| Task details |
Report every line of the entries that contains the word "string".

| The data |
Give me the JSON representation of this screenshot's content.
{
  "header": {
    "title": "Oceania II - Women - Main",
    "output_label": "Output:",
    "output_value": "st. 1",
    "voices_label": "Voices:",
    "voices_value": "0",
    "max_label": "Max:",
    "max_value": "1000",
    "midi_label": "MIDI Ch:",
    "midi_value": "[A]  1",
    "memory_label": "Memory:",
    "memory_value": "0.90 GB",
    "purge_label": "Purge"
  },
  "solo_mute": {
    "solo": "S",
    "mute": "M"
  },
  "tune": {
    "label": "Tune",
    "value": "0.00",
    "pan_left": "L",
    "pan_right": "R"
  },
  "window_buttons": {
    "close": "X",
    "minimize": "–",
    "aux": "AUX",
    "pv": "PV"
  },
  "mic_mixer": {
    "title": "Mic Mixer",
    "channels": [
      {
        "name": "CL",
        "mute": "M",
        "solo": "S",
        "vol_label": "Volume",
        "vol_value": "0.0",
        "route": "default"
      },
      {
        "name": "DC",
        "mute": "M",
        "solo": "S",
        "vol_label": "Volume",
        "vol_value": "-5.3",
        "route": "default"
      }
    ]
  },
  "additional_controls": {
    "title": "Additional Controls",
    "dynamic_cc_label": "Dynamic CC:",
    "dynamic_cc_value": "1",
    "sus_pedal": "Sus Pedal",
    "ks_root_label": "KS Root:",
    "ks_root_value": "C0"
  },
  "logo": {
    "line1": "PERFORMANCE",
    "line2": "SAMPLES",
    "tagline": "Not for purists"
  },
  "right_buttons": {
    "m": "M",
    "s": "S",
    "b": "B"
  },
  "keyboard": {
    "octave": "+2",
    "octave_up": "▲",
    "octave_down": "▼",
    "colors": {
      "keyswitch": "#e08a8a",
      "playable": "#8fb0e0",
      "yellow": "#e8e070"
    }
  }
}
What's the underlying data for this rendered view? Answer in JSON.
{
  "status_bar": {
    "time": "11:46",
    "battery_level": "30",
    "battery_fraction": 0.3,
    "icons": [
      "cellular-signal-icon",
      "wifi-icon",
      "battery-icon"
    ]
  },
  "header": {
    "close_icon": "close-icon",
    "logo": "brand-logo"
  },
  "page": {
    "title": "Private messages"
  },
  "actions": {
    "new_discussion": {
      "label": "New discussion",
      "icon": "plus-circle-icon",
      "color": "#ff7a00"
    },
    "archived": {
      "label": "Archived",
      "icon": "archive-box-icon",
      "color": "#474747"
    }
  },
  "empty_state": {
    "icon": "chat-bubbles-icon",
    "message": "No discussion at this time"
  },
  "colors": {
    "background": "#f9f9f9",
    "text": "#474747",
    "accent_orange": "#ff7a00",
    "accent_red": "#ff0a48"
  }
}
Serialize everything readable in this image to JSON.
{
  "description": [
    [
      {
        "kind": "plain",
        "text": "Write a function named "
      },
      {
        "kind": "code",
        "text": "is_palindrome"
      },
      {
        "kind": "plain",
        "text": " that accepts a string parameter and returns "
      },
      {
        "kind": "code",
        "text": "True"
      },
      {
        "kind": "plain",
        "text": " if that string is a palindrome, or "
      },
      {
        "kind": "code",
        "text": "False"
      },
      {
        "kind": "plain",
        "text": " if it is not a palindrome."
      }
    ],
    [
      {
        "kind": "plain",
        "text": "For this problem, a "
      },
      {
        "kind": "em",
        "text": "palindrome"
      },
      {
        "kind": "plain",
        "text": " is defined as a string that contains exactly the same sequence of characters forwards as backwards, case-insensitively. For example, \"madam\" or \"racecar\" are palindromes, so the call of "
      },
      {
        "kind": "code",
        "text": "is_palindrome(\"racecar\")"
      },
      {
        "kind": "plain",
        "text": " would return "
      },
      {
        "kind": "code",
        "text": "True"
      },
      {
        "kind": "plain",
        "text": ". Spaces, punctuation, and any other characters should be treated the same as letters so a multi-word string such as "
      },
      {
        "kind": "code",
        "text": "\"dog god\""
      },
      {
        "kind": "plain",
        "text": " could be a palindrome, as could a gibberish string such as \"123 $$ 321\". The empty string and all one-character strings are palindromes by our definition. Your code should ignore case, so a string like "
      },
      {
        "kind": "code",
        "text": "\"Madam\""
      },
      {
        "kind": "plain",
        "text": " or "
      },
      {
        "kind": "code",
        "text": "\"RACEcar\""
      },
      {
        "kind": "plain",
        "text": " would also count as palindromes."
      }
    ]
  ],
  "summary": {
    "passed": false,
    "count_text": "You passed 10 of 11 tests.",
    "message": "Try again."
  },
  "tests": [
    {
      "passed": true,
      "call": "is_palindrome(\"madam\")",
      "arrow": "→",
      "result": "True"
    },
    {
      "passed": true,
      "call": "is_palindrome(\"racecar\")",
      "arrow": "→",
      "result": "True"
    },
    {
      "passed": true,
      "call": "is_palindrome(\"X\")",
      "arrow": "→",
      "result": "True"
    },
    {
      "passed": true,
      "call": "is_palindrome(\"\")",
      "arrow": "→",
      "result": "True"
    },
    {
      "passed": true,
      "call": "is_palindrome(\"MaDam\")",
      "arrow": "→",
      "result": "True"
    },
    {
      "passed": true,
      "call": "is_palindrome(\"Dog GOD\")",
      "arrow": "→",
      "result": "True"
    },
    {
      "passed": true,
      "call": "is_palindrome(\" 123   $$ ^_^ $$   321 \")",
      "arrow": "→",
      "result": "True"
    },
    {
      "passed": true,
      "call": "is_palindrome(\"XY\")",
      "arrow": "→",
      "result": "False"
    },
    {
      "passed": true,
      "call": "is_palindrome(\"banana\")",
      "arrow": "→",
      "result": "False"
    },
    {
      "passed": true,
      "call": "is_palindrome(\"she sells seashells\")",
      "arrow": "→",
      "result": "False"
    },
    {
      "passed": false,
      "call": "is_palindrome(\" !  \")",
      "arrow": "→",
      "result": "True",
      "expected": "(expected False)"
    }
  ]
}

| Answer space |
        "text": " that accepts a string parameter and returns "
        "text": " if that string is a palindrome, or "
        "text": " is defined as a string that contains exactly the same sequence of characters forwards as backwards, case-insensitively. For example, \"madam\" or \"racecar\" are palindromes, so the call of "
        "text": ". Spaces, punctuation, and any other characters should be treated the same as letters so a multi-word string such as "
        "text": " could be a palindrome, as could a gibberish string such as \"123 $$ 321\". The empty string and all one-character strings are palindromes by our definition. Your code should ignore case, so a string like "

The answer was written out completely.